[Materials provided]

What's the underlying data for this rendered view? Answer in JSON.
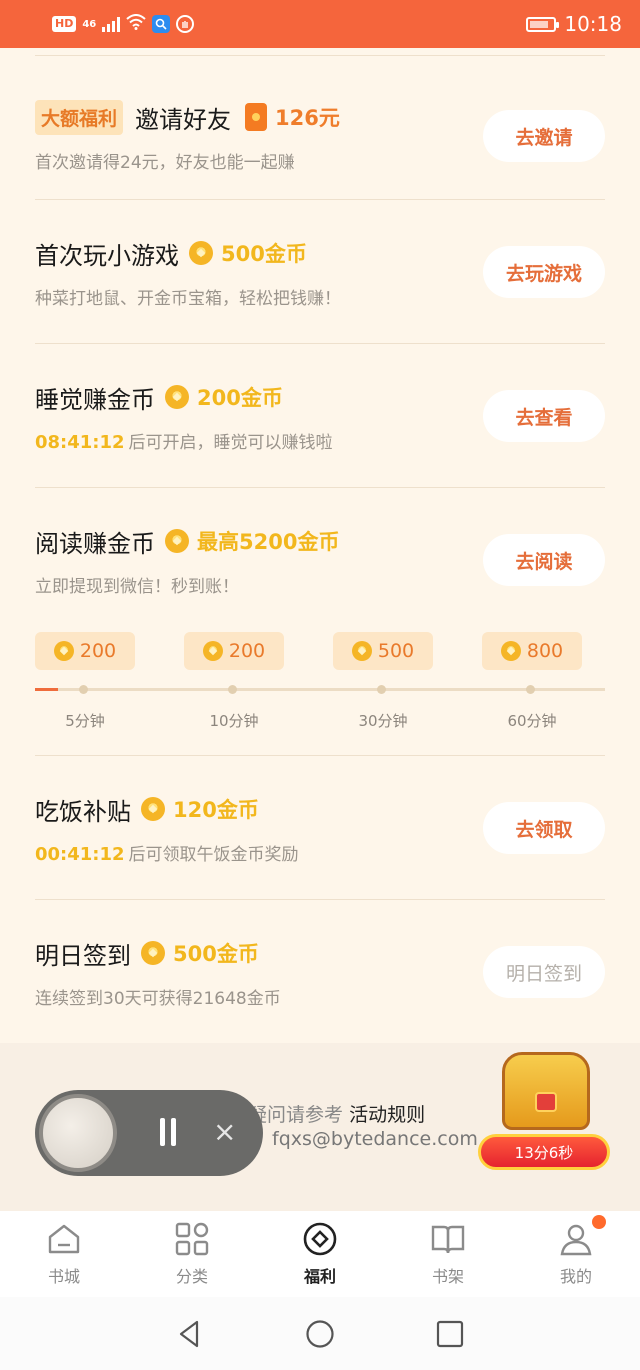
{
  "status_bar": {
    "hd": "HD",
    "network": "46",
    "time": "10:18"
  },
  "tasks": [
    {
      "tag": "大额福利",
      "title": "邀请好友",
      "reward_icon": "red-envelope-icon",
      "reward": "126元",
      "subtitle": "首次邀请得24元，好友也能一起赚",
      "button": "去邀请"
    },
    {
      "title": "首次玩小游戏",
      "reward_icon": "coin-icon",
      "reward": "500金币",
      "subtitle": "种菜打地鼠、开金币宝箱，轻松把钱赚！",
      "button": "去玩游戏"
    },
    {
      "title": "睡觉赚金币",
      "reward_icon": "coin-icon",
      "reward": "200金币",
      "countdown": "08:41:12",
      "subtitle": "后可开启，睡觉可以赚钱啦",
      "button": "去查看"
    },
    {
      "title": "阅读赚金币",
      "reward_icon": "coin-icon",
      "reward": "最高5200金币",
      "subtitle": "立即提现到微信！秒到账！",
      "button": "去阅读",
      "milestones": [
        {
          "coins": "200",
          "label": "5分钟"
        },
        {
          "coins": "200",
          "label": "10分钟"
        },
        {
          "coins": "500",
          "label": "30分钟"
        },
        {
          "coins": "800",
          "label": "60分钟"
        }
      ],
      "progress_fraction": 0.04
    },
    {
      "title": "吃饭补贴",
      "reward_icon": "coin-icon",
      "reward": "120金币",
      "countdown": "00:41:12",
      "subtitle": "后可领取午饭金币奖励",
      "button": "去领取"
    },
    {
      "title": "明日签到",
      "reward_icon": "coin-icon",
      "reward": "500金币",
      "subtitle": "连续签到30天可获得21648金币",
      "button": "明日签到"
    }
  ],
  "footer": {
    "rules_prefix": "疑问请参考",
    "rules_link": "活动规则",
    "email": "fqxs@bytedance.com"
  },
  "chest": {
    "timer": "13分6秒"
  },
  "bottom_nav": [
    {
      "label": "书城",
      "icon": "bookstore-icon"
    },
    {
      "label": "分类",
      "icon": "category-icon"
    },
    {
      "label": "福利",
      "icon": "welfare-icon",
      "active": true
    },
    {
      "label": "书架",
      "icon": "bookshelf-icon"
    },
    {
      "label": "我的",
      "icon": "profile-icon",
      "badge": true
    }
  ],
  "colors": {
    "status_bar": "#f5653c",
    "accent_orange": "#e56e3a",
    "coin_gold": "#f2b71d",
    "background": "#fef6ea"
  }
}
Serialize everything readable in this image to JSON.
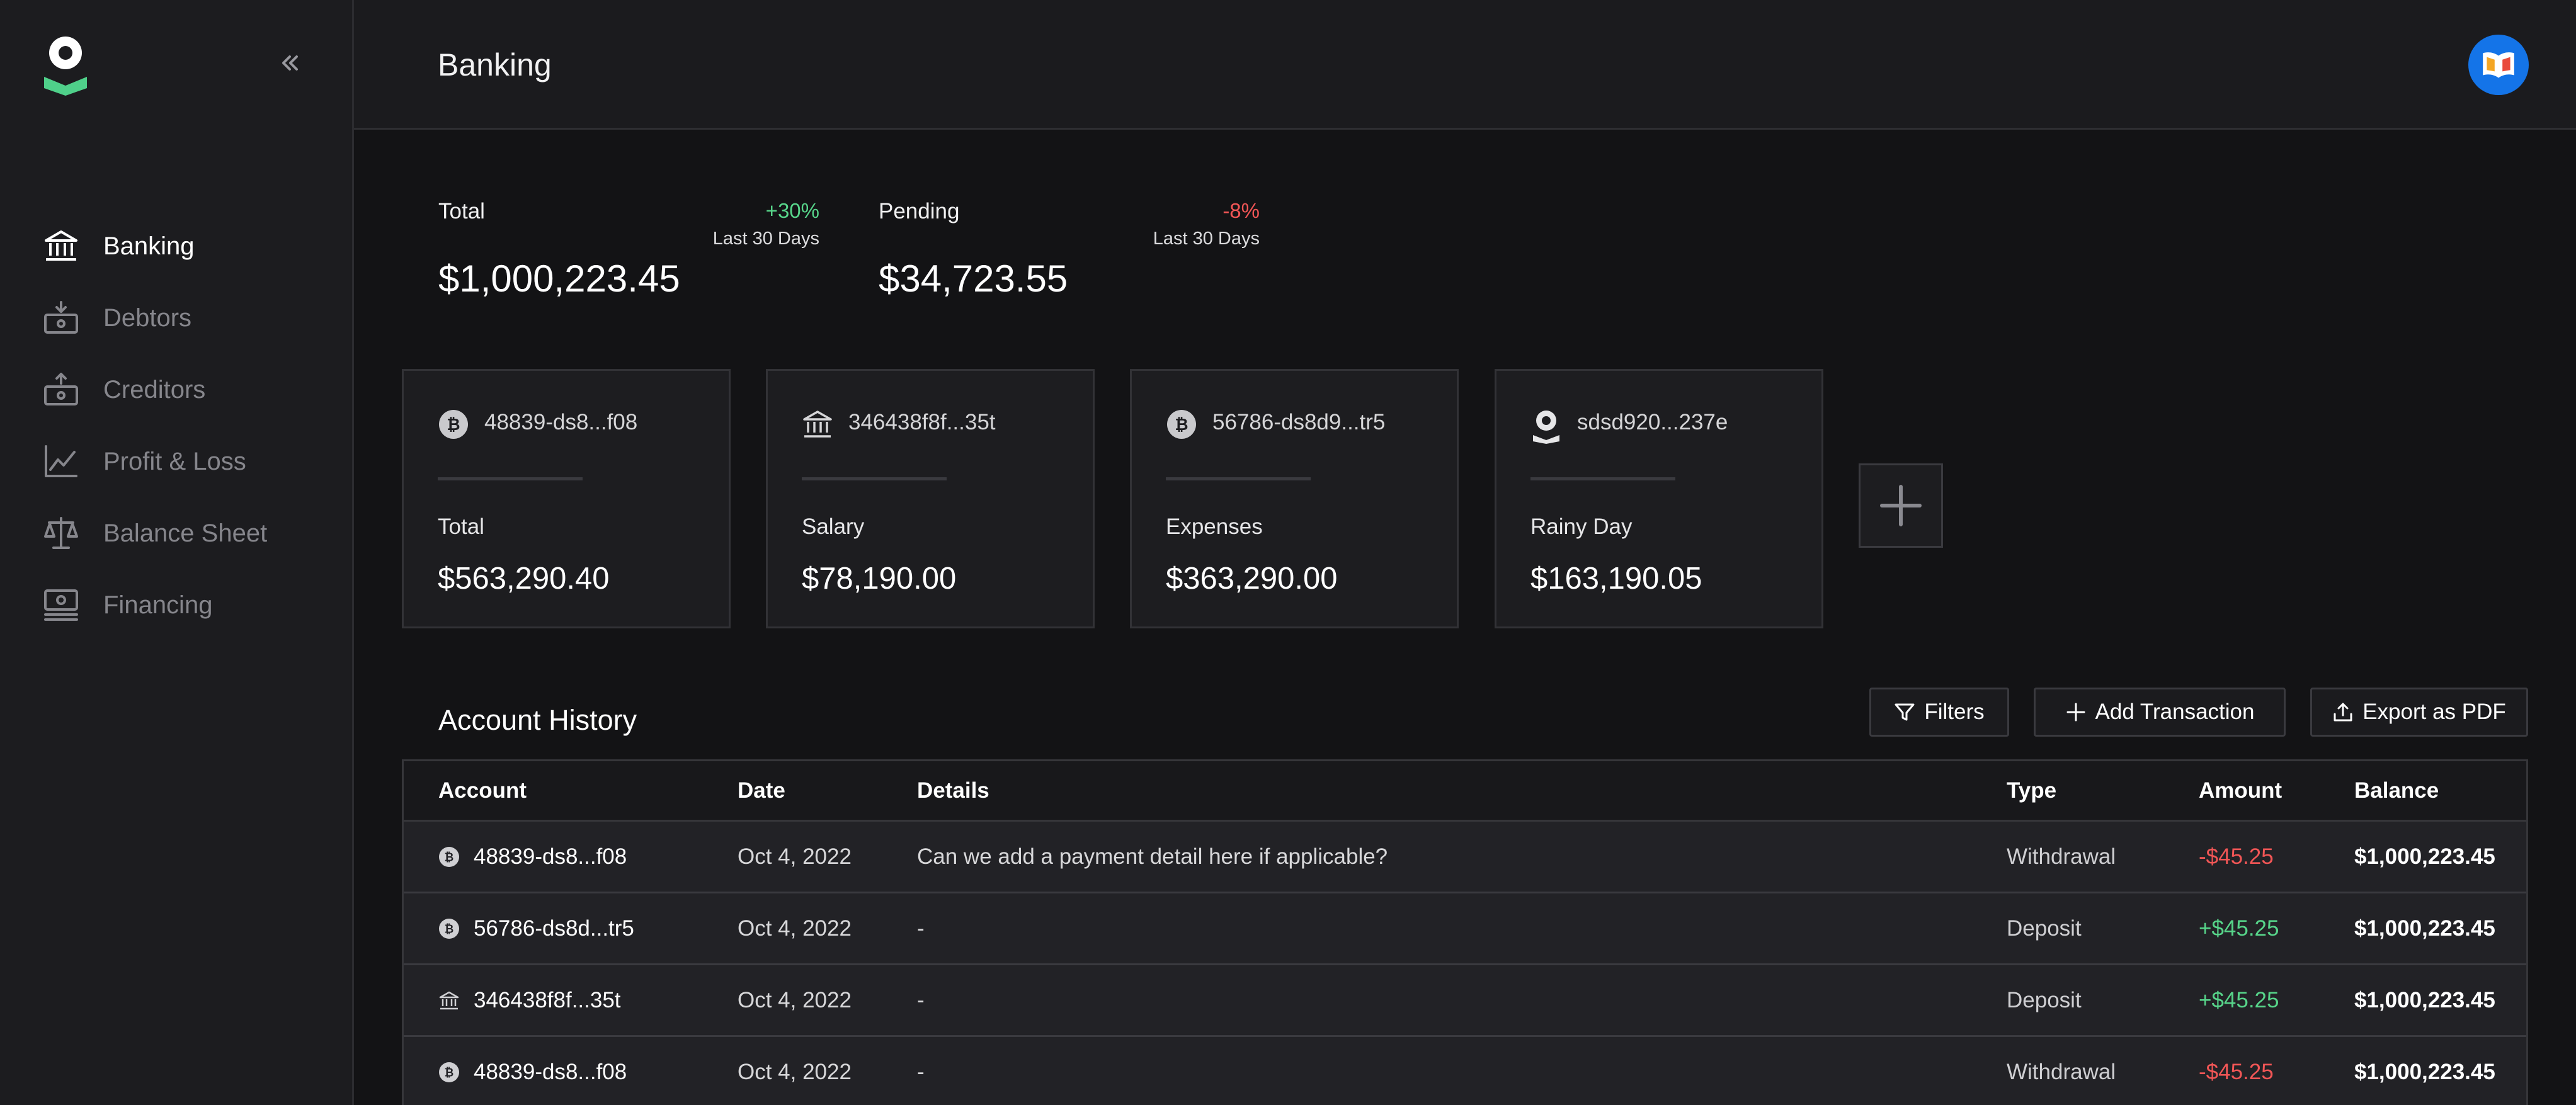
{
  "app": {
    "page_title": "Banking"
  },
  "sidebar": {
    "collapse_icon": "chevrons-left-icon",
    "items": [
      {
        "label": "Banking",
        "icon": "bank-icon",
        "active": true
      },
      {
        "label": "Debtors",
        "icon": "debtors-icon",
        "active": false
      },
      {
        "label": "Creditors",
        "icon": "creditors-icon",
        "active": false
      },
      {
        "label": "Profit & Loss",
        "icon": "chart-line-icon",
        "active": false
      },
      {
        "label": "Balance Sheet",
        "icon": "scale-icon",
        "active": false
      },
      {
        "label": "Financing",
        "icon": "financing-icon",
        "active": false
      }
    ]
  },
  "stats": [
    {
      "label": "Total",
      "value": "$1,000,223.45",
      "change": "+30%",
      "period": "Last 30 Days",
      "trend": "up"
    },
    {
      "label": "Pending",
      "value": "$34,723.55",
      "change": "-8%",
      "period": "Last 30 Days",
      "trend": "down"
    }
  ],
  "accounts": [
    {
      "name": "48839-ds8...f08",
      "label": "Total",
      "amount": "$563,290.40",
      "icon": "bitcoin-icon"
    },
    {
      "name": "346438f8f...35t",
      "label": "Salary",
      "amount": "$78,190.00",
      "icon": "bank-icon"
    },
    {
      "name": "56786-ds8d9...tr5",
      "label": "Expenses",
      "amount": "$363,290.00",
      "icon": "bitcoin-icon"
    },
    {
      "name": "sdsd920...237e",
      "label": "Rainy Day",
      "amount": "$163,190.05",
      "icon": "logo-icon"
    }
  ],
  "history": {
    "title": "Account History",
    "buttons": {
      "filters": "Filters",
      "add": "Add Transaction",
      "export": "Export as PDF"
    },
    "columns": {
      "account": "Account",
      "date": "Date",
      "details": "Details",
      "type": "Type",
      "amount": "Amount",
      "balance": "Balance"
    },
    "rows": [
      {
        "account": "48839-ds8...f08",
        "icon": "bitcoin-icon",
        "date": "Oct 4, 2022",
        "details": "Can we add a payment detail here if applicable?",
        "type": "Withdrawal",
        "amount": "-$45.25",
        "balance": "$1,000,223.45"
      },
      {
        "account": "56786-ds8d...tr5",
        "icon": "bitcoin-icon",
        "date": "Oct 4, 2022",
        "details": "-",
        "type": "Deposit",
        "amount": "+$45.25",
        "balance": "$1,000,223.45"
      },
      {
        "account": "346438f8f...35t",
        "icon": "bank-icon",
        "date": "Oct 4, 2022",
        "details": "-",
        "type": "Deposit",
        "amount": "+$45.25",
        "balance": "$1,000,223.45"
      },
      {
        "account": "48839-ds8...f08",
        "icon": "bitcoin-icon",
        "date": "Oct 4, 2022",
        "details": "-",
        "type": "Withdrawal",
        "amount": "-$45.25",
        "balance": "$1,000,223.45"
      }
    ]
  },
  "colors": {
    "positive": "#57d58a",
    "negative": "#f25656",
    "avatar_bg": "#1474e8",
    "logo_accent": "#4fd08a"
  }
}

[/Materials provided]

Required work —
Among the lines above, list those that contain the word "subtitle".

Output —
      "subtitle": "首次邀请得24元，好友也能一起赚",
      "subtitle": "种菜打地鼠、开金币宝箱，轻松把钱赚！",
      "subtitle": "后可开启，睡觉可以赚钱啦",
      "subtitle": "立即提现到微信！秒到账！",
      "subtitle": "后可领取午饭金币奖励",
      "subtitle": "连续签到30天可获得21648金币",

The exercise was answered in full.